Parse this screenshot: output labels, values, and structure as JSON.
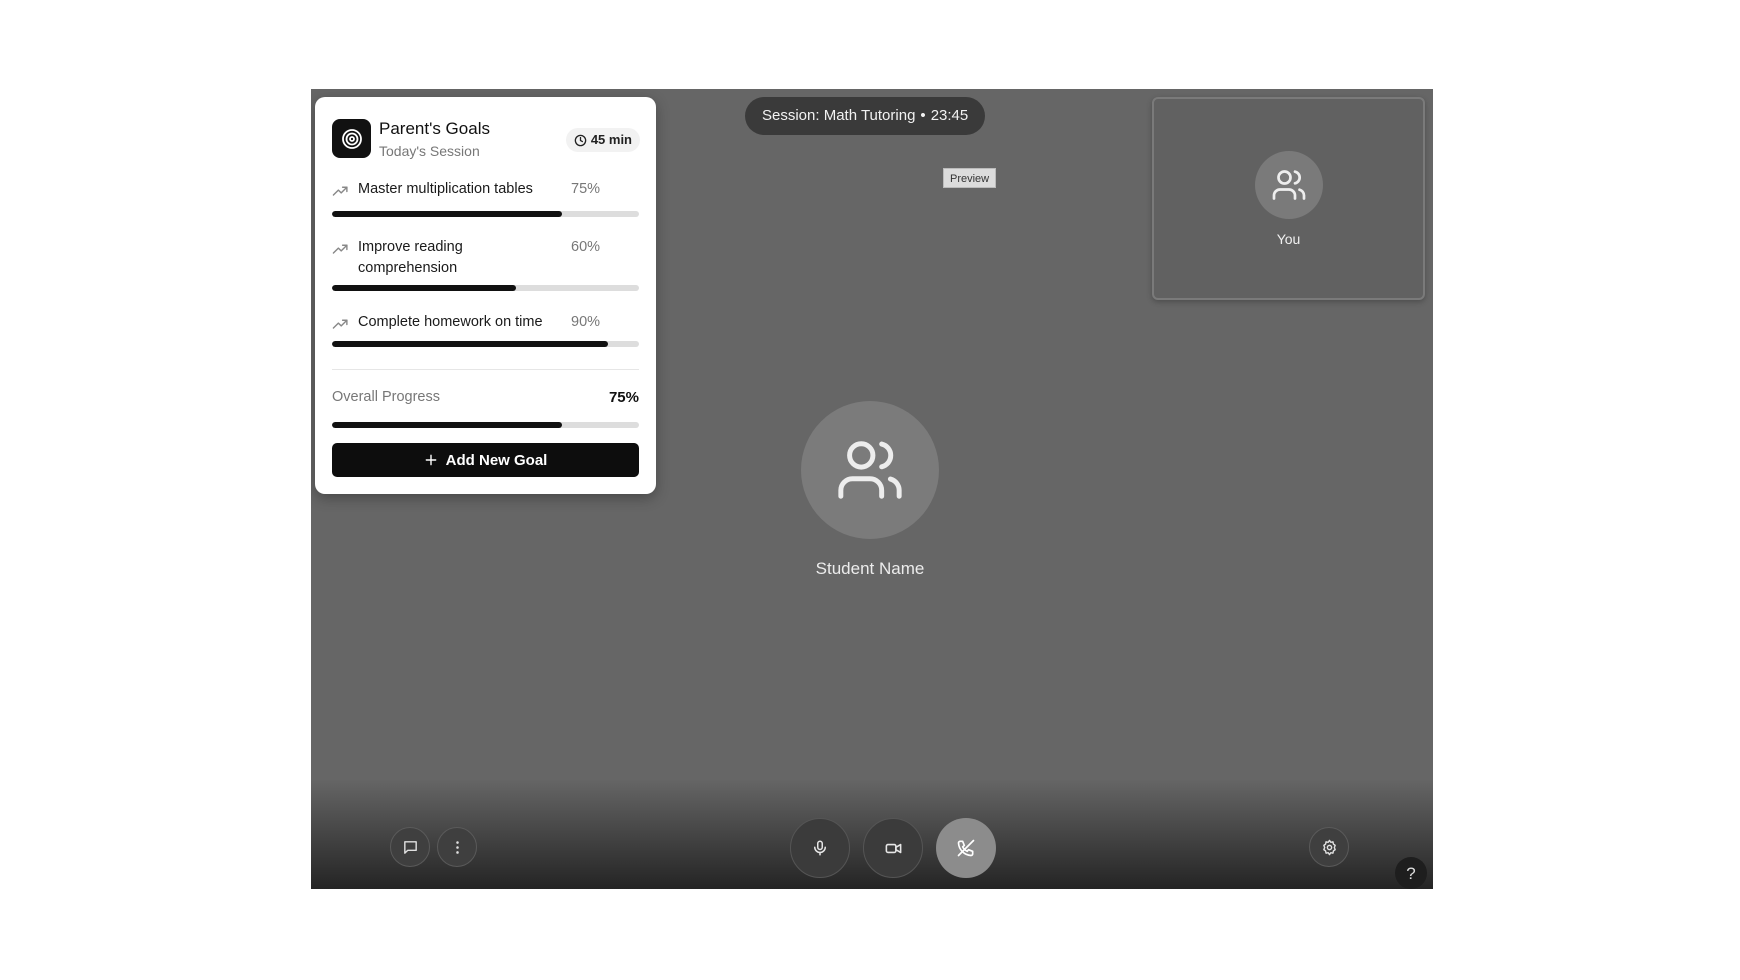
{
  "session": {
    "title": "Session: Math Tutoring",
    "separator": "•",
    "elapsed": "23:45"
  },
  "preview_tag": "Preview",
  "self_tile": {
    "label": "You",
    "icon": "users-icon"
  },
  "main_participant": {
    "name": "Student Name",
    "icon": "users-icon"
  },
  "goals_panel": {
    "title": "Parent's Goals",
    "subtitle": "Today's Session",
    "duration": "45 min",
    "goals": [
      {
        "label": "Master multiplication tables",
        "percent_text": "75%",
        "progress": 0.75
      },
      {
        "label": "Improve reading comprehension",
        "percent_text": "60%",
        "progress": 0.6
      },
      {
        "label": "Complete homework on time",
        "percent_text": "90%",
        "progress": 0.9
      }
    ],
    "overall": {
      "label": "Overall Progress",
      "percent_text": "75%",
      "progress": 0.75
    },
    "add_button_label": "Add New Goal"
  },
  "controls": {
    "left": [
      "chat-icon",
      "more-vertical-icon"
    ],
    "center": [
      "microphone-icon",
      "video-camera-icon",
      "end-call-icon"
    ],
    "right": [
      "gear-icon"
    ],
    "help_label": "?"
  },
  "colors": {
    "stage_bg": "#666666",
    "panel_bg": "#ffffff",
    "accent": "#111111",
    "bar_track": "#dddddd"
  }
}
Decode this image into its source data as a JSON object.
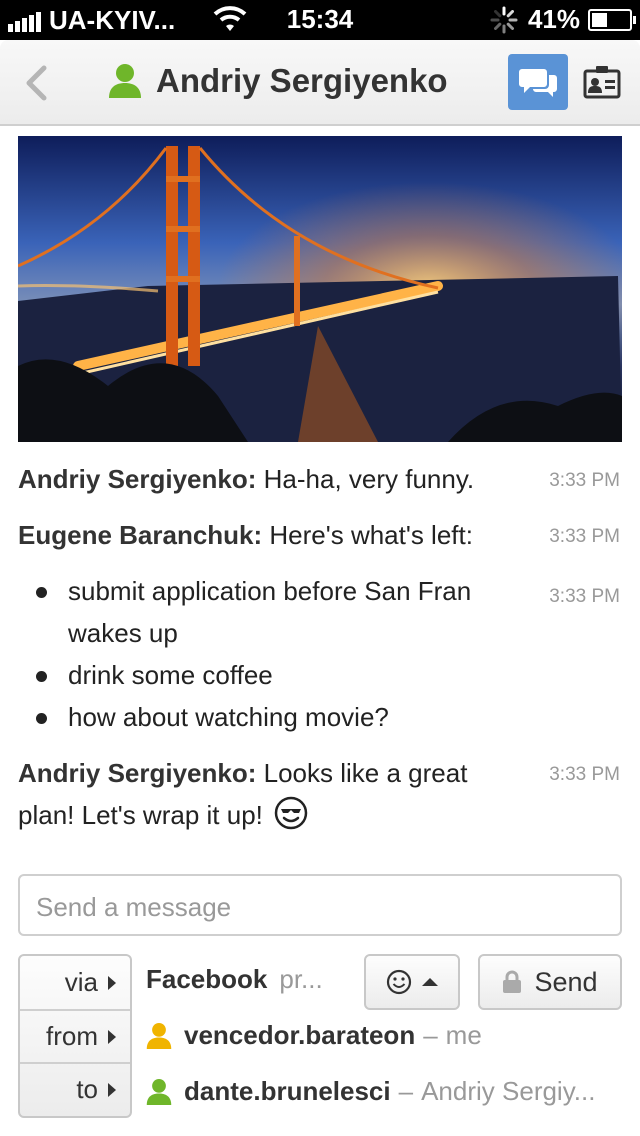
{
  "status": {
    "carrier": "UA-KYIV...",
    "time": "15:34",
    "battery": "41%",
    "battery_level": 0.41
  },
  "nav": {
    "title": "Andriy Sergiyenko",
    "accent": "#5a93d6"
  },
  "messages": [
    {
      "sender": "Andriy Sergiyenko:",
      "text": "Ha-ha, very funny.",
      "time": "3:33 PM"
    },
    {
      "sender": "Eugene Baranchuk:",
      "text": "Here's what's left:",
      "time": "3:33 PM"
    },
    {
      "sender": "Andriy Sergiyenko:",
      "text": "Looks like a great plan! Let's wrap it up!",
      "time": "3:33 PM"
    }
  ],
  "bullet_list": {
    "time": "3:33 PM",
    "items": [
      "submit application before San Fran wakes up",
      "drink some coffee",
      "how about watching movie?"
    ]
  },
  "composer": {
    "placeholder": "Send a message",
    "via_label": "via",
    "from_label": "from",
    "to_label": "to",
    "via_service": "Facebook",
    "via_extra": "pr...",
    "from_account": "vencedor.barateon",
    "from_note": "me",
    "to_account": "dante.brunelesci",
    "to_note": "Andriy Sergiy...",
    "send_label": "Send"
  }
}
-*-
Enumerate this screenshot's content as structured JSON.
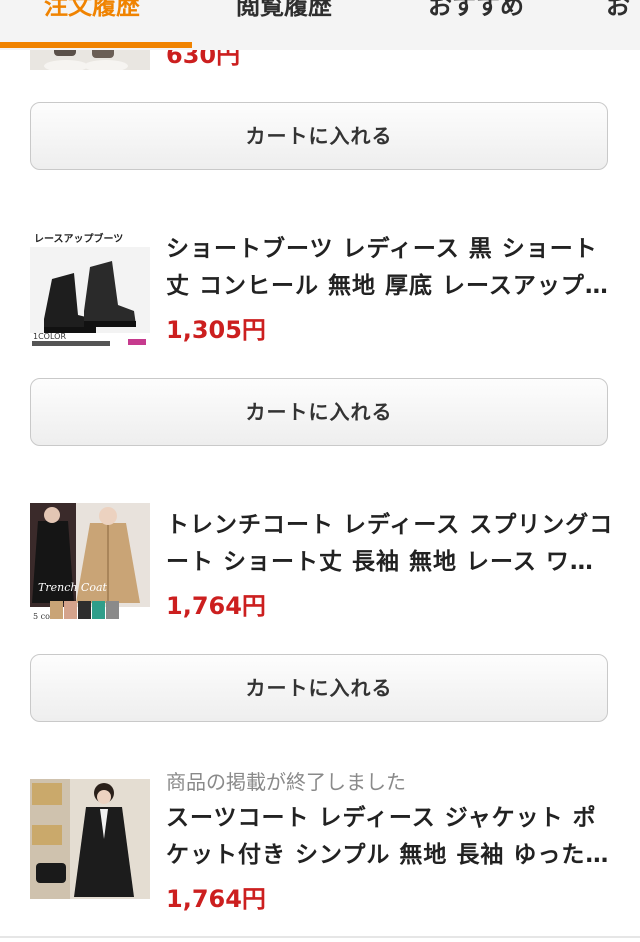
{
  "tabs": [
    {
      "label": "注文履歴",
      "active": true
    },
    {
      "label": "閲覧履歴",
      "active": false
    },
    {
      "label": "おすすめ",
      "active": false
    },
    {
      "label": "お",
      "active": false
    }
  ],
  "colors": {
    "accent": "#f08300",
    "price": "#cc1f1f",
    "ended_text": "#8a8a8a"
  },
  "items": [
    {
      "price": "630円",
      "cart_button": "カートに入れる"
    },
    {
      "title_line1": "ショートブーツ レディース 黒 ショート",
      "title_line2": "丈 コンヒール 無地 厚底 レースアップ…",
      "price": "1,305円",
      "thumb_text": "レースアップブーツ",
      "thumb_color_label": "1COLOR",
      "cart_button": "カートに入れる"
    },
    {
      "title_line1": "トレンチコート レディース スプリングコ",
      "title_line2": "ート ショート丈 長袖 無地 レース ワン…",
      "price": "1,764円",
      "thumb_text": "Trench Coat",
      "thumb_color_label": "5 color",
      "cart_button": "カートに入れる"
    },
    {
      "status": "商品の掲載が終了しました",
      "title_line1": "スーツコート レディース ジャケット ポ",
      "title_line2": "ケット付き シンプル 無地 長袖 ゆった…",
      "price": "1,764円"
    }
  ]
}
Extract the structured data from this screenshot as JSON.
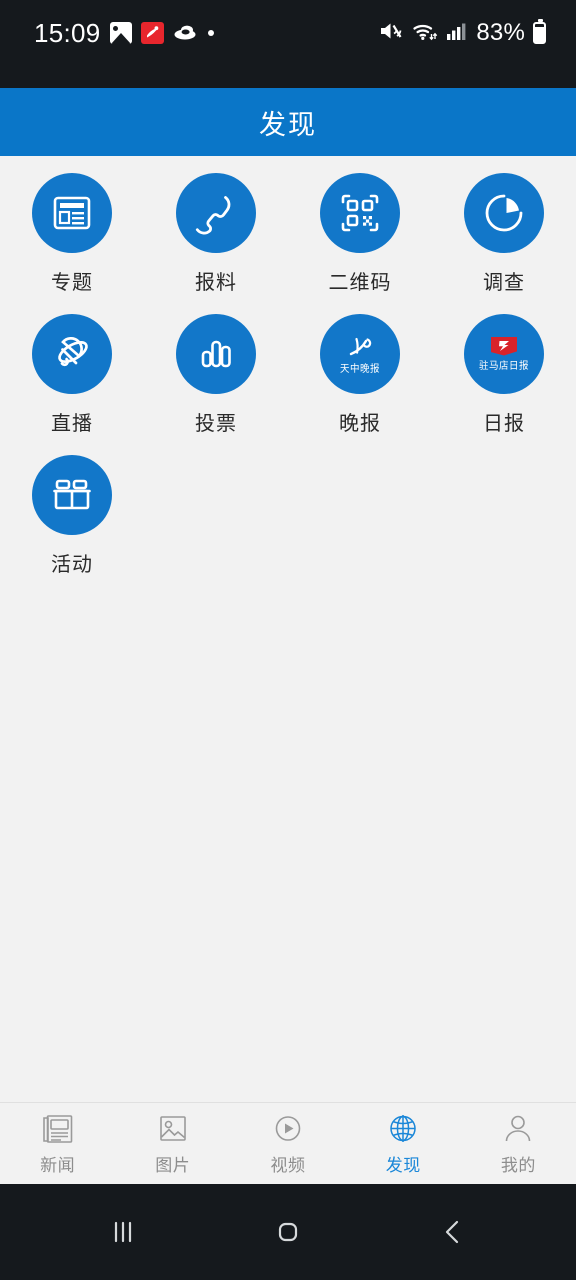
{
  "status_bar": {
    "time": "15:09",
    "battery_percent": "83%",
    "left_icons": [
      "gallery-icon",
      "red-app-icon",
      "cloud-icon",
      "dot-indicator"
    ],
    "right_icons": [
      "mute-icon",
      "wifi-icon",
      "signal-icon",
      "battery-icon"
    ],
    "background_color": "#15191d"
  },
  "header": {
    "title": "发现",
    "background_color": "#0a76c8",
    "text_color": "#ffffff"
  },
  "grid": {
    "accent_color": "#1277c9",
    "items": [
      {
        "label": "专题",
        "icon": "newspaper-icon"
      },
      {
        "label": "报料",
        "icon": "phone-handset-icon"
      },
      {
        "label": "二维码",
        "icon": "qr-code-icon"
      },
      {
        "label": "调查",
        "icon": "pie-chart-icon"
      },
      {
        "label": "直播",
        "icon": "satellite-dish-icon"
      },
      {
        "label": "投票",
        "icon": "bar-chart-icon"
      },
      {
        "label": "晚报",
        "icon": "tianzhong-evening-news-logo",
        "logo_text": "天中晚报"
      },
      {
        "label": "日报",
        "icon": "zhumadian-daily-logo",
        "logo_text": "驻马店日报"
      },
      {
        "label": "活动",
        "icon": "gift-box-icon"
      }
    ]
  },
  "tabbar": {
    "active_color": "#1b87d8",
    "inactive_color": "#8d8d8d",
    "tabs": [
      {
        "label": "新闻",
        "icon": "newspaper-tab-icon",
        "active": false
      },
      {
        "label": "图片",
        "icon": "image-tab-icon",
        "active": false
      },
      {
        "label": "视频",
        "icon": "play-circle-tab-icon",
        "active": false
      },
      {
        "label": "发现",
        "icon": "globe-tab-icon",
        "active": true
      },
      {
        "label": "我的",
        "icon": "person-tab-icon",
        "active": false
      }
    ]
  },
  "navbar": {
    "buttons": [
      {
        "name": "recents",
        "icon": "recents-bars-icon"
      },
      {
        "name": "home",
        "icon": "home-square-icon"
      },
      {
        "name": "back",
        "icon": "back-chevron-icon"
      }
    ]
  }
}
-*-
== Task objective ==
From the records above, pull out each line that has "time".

== Solution ==
        "label": "Complete homework on time",
    "time": "15:34",
      "time": "3:33 PM"
      "time": "3:33 PM"
      "time": "3:33 PM"
    "time": "3:33 PM",
    "time": "15:09",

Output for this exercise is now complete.